So, turning to this morning’s session, we have actually seen equity markets somewhat softer, with most of Europe lower by a bit below 1.0% which followed Asia’s similarly modest weakness. US futures, though, are starting to come under more pressure, having only been down 0.5% early in the session, but now looking at 1.5% declines. Interestingly, Treasury yields have barely moved, with the 10-year lower by less than 1 basis point, although in Europe, the weakest economies (PIGS) have all seen their government bond yields rise by more than 8bps, a sign of risk being jettisoned. And finally, gold is little changed on the morning, although given the dollar’s broad rally since the beginning of March, it has held its value extremely well.
As to the rest of the FX market, the dollar is largely, albeit not universally stronger this morning, and has been gaining ground as risk has been selling off. NOK and CAD lead the way lower, but the pound is also feeling stress as Brexit (remember that?) comes back into view with discussions starting up again. There is a big question as to whether PM Johnson will concede to an extension of the current situation given the unprecedented disruption caused by Covid-19. Fears that he won’t, and that the UK will crash out with no deal are likely to start to come back if we don’t hear positive news on this front soon. In the EMG bloc, away from the peso, there were more losers than winners, but the magnitudes of movement this morning have been far less than what we have seen recently. Ultimately, if risk continues to be shed, I expect the dollar to remain well bid against all comers.

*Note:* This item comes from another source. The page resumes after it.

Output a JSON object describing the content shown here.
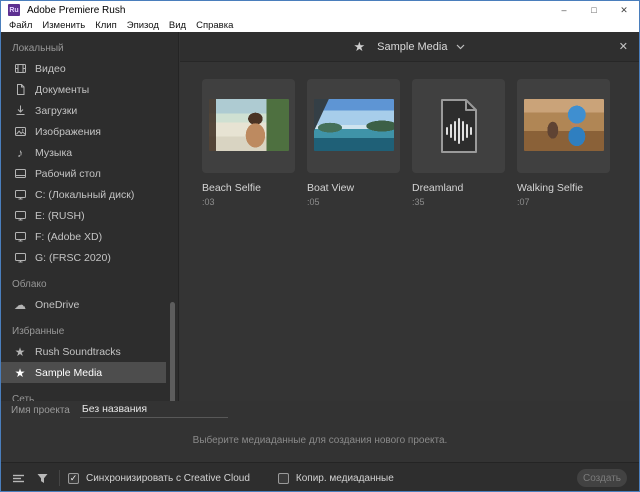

On the data front, we start to see a bigger range of March data, which will clearly have been impacted by the virus and response.
|Tuesday||Existing Home Sales||5.3M|
|Markit Mfg PMI||38.0|
|Markit Services PMI||31.3|
|New Home Sales||644K|
As we have seen for the past several weeks, the Claims data is likely to be the most important, although the PMI data will be interesting as well. Of course, the question, at this point, is whether the market will have discounted what it perceives to be all the bad news and ignore this data. While we may see that again for another week or two, my sense is that at some point, investors will realize that the future is not quite so bright, and that risk is not where they want to be. That seems to be today’s short-term narrative, but it has not changed the bigger view yet.
Good luck and stay safe